Dehydration should not be attributed to fever alone. Many factors affect the amount of fluid in the body – illness, stress, heat, cold, weather conditions, and even coffee. Regardless of the situation, carefully monitor the main symptoms of dehydration.
Thirst and dry mouth
The most obvious (after all, saliva is 99 percent water) but it is one of the last signs of dehydration. By the time you begin to feel dry mouth, your body has time to prepare to give up on many functions.
Fatigue and weakness
Due to a lack of fluid, motor skills and body strength begin to decrease noticeably because muscle tissue contains about 75 percent water. So it’s no surprise that when your body loses water, your muscles tire faster.
When nothing enters the body, it is logical that nothing comes out of it. If urination stops for more than 12 hours or occurs only in very small portions of a dark yellow color, something is wrong.

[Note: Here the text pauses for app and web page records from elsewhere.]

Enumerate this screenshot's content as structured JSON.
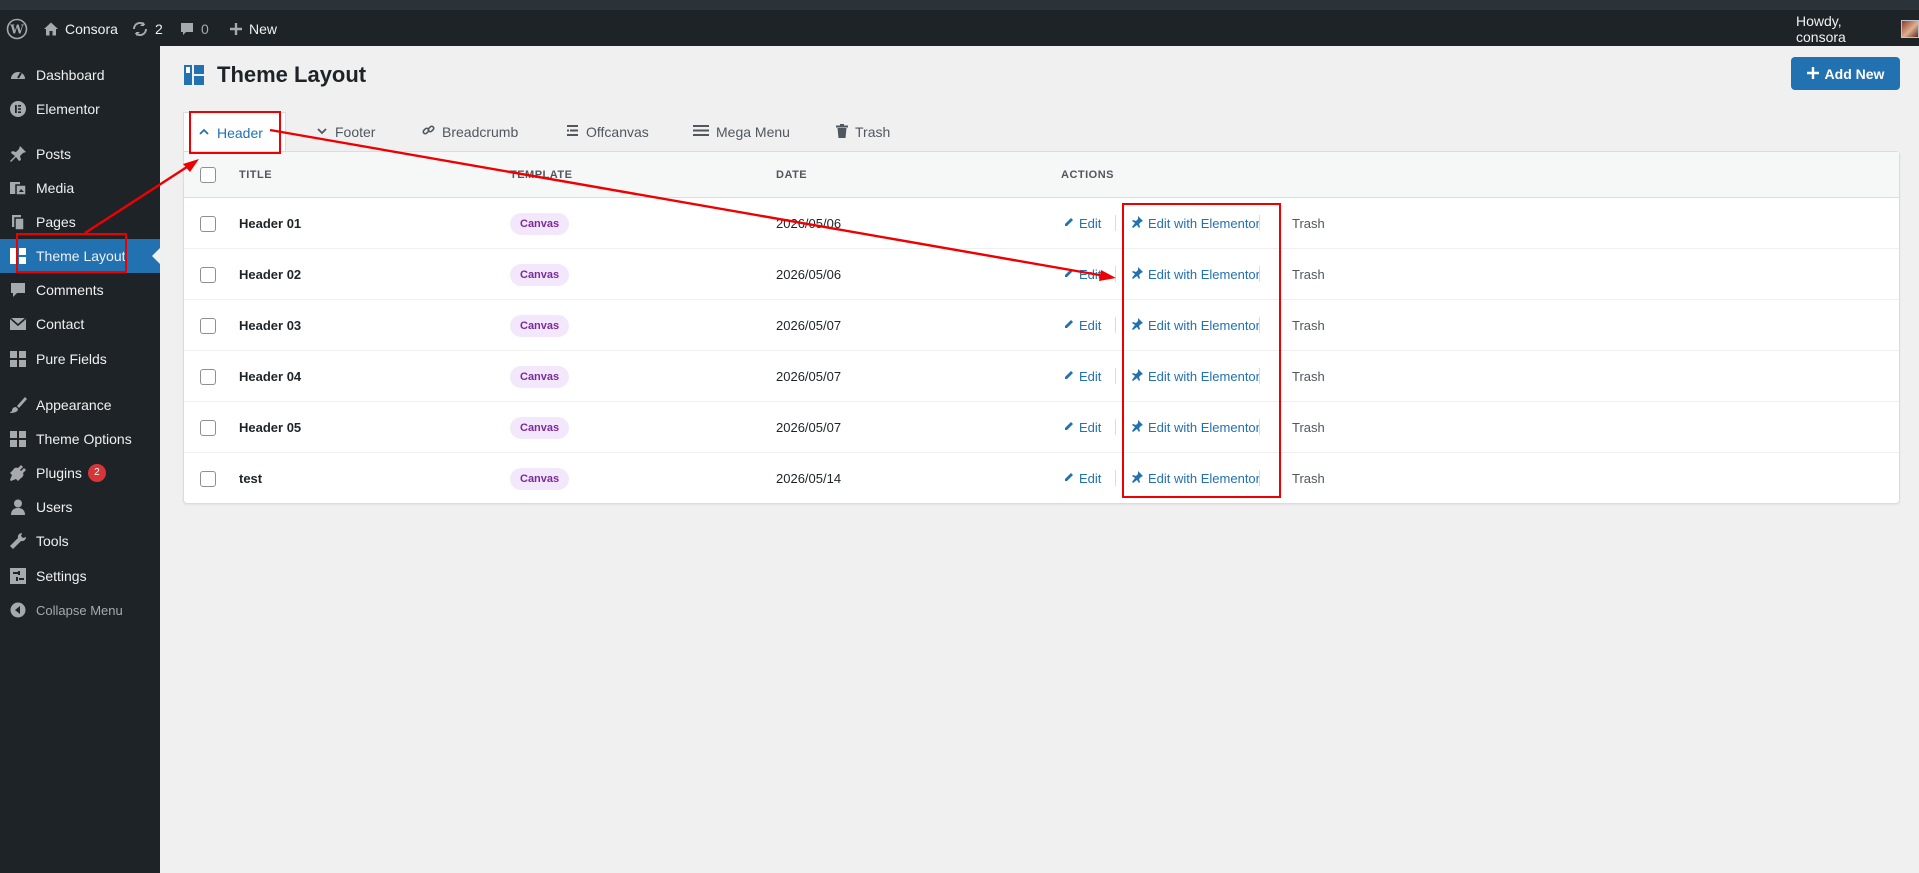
{
  "adminbar": {
    "site_name": "Consora",
    "updates_count": "2",
    "comments_count": "0",
    "new_label": "New",
    "howdy": "Howdy, consora"
  },
  "sidebar": {
    "items": [
      {
        "label": "Dashboard",
        "icon": "dashboard-icon"
      },
      {
        "label": "Elementor",
        "icon": "elementor-icon"
      },
      {
        "label": "Posts",
        "icon": "pin-icon"
      },
      {
        "label": "Media",
        "icon": "media-icon"
      },
      {
        "label": "Pages",
        "icon": "pages-icon"
      },
      {
        "label": "Theme Layout",
        "icon": "layout-icon",
        "current": true
      },
      {
        "label": "Comments",
        "icon": "comment-icon"
      },
      {
        "label": "Contact",
        "icon": "mail-icon"
      },
      {
        "label": "Pure Fields",
        "icon": "grid-icon"
      },
      {
        "label": "Appearance",
        "icon": "brush-icon"
      },
      {
        "label": "Theme Options",
        "icon": "grid-icon"
      },
      {
        "label": "Plugins",
        "icon": "plugin-icon",
        "badge": "2"
      },
      {
        "label": "Users",
        "icon": "user-icon"
      },
      {
        "label": "Tools",
        "icon": "wrench-icon"
      },
      {
        "label": "Settings",
        "icon": "settings-icon"
      },
      {
        "label": "Collapse Menu",
        "icon": "collapse-icon"
      }
    ]
  },
  "page": {
    "title": "Theme Layout",
    "add_new": "Add New"
  },
  "tabs": [
    {
      "label": "Header",
      "icon": "chevron-up-icon",
      "active": true
    },
    {
      "label": "Footer",
      "icon": "chevron-down-icon"
    },
    {
      "label": "Breadcrumb",
      "icon": "link-icon"
    },
    {
      "label": "Offcanvas",
      "icon": "offcanvas-icon"
    },
    {
      "label": "Mega Menu",
      "icon": "menu-icon"
    },
    {
      "label": "Trash",
      "icon": "trash-icon"
    }
  ],
  "table": {
    "columns": [
      "TITLE",
      "TEMPLATE",
      "DATE",
      "ACTIONS"
    ],
    "action_labels": {
      "edit": "Edit",
      "elementor": "Edit with Elementor",
      "trash": "Trash"
    },
    "rows": [
      {
        "title": "Header 01",
        "template": "Canvas",
        "date": "2026/05/06"
      },
      {
        "title": "Header 02",
        "template": "Canvas",
        "date": "2026/05/06"
      },
      {
        "title": "Header 03",
        "template": "Canvas",
        "date": "2026/05/07"
      },
      {
        "title": "Header 04",
        "template": "Canvas",
        "date": "2026/05/07"
      },
      {
        "title": "Header 05",
        "template": "Canvas",
        "date": "2026/05/07"
      },
      {
        "title": "test",
        "template": "Canvas",
        "date": "2026/05/14"
      }
    ]
  },
  "colors": {
    "accent": "#2271b1",
    "sidebar_bg": "#1d2327",
    "annotation": "#e00000",
    "badge": "#d63638"
  }
}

This symptom takes a little longer for you to notice, but this uncomfortable reaction of the body suggests that it is starting to dry out. When dehydrated, water is instantly absorbed by the intestinal walls; it does not enter the feces, as a result of which they become dry and poorly pass through the intestines.
Sunken eyes and dry skin
A dehydrated body does everything it can to retain water, including taking it from the skin to replenish internal stores. As a result, the skin is primarily deprived of water and becomes dry. When your skin starts to peel off and your eye sockets look sunken, you have severe problems.
Blood is denser than water, but it is 83% water, and the less water circulating through the body, the less blood. Low blood pressure can be hazardous when you have other medical conditions that can make it worse.
Headache and dizziness
One of the consequences of a decrease in blood pressure is that the blood becomes less, its viscosity increases, and the vessels, including those in the brain, narrow. Severe headaches and dizziness, beginning almost immediately after getting up, indicate one of the last stages of dehydration.
Confusion and delirium
With a lack of water, the blood circulates worse, which ultimately affects the brain. A person can not only feel tired and depressed but also fall into frank delirium. This is one of the last stages of dehydration, accompanied by constant dizziness and fainting.
Rapid heartbeat and breathing
Lack of water means a lack of blood, and therefore the heart must pump faster, thereby making up for its decreased amount. Rapid heartbeat and breathing, coupled with low blood pressure, increase the likelihood of dehydration shock. In this case, immediate and qualified medical attention is needed.